The answer consists solely of the data below, reproduced exactly.

(Material supplied begins)

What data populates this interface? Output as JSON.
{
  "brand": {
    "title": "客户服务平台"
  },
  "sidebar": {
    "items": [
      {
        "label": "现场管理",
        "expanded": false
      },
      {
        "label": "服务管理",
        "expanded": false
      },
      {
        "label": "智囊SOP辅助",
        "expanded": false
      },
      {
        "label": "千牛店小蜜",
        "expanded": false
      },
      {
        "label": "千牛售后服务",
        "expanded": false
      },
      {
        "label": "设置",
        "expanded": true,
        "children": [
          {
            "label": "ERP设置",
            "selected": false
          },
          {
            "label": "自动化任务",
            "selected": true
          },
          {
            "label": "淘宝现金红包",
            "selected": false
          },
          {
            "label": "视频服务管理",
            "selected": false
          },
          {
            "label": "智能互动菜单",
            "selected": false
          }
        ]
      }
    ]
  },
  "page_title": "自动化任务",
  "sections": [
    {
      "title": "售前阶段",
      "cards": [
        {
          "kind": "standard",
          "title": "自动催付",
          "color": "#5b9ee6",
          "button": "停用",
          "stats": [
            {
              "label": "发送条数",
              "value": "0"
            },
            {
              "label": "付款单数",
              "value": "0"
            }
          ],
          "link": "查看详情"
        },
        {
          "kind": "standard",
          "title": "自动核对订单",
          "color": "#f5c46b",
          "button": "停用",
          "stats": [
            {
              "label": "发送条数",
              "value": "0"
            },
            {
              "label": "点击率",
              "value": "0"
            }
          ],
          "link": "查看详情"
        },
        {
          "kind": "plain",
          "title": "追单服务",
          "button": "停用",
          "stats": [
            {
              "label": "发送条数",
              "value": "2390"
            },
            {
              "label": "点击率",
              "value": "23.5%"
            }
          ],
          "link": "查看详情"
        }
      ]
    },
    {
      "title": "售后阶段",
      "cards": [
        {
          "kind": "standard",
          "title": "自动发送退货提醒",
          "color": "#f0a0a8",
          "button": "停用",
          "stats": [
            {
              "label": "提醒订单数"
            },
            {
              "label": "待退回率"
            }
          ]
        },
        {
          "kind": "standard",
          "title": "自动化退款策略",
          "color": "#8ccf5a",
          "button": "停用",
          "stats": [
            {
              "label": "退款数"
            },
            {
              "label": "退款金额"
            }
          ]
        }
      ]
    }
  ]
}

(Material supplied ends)

- Answer to the exercise
What data populates this interface? Output as JSON.
{
  "brand": {
    "title": "客户服务平台"
  },
  "sidebar": {
    "items": [
      {
        "label": "现场管理",
        "expanded": false
      },
      {
        "label": "服务管理",
        "expanded": false
      },
      {
        "label": "智囊SOP辅助",
        "expanded": false
      },
      {
        "label": "千牛店小蜜",
        "expanded": false
      },
      {
        "label": "千牛售后服务",
        "expanded": false
      },
      {
        "label": "设置",
        "expanded": true,
        "children": [
          {
            "label": "ERP设置",
            "selected": false
          },
          {
            "label": "自动化任务",
            "selected": true
          },
          {
            "label": "淘宝现金红包",
            "selected": false
          },
          {
            "label": "视频服务管理",
            "selected": false
          },
          {
            "label": "智能互动菜单",
            "selected": false
          }
        ]
      }
    ]
  },
  "page_title": "自动化任务",
  "sections": [
    {
      "title": "售前阶段",
      "cards": [
        {
          "kind": "standard",
          "title": "自动催付",
          "color": "#5b9ee6",
          "button": "停用",
          "stats": [
            {
              "label": "发送条数",
              "value": "0"
            },
            {
              "label": "付款单数",
              "value": "0"
            }
          ],
          "link": "查看详情"
        },
        {
          "kind": "standard",
          "title": "自动核对订单",
          "color": "#f5c46b",
          "button": "停用",
          "stats": [
            {
              "label": "发送条数",
              "value": "0"
            },
            {
              "label": "点击率",
              "value": "0"
            }
          ],
          "link": "查看详情"
        },
        {
          "kind": "plain",
          "title": "追单服务",
          "button": "停用",
          "stats": [
            {
              "label": "发送条数",
              "value": "2390"
            },
            {
              "label": "点击率",
              "value": "23.5%"
            }
          ],
          "link": "查看详情"
        }
      ]
    },
    {
      "title": "售后阶段",
      "cards": [
        {
          "kind": "standard",
          "title": "自动发送退货提醒",
          "color": "#f0a0a8",
          "button": "停用",
          "stats": [
            {
              "label": "提醒订单数"
            },
            {
              "label": "待退回率"
            }
          ]
        },
        {
          "kind": "standard",
          "title": "自动化退款策略",
          "color": "#8ccf5a",
          "button": "停用",
          "stats": [
            {
              "label": "退款数"
            },
            {
              "label": "退款金额"
            }
          ]
        }
      ]
    }
  ]
}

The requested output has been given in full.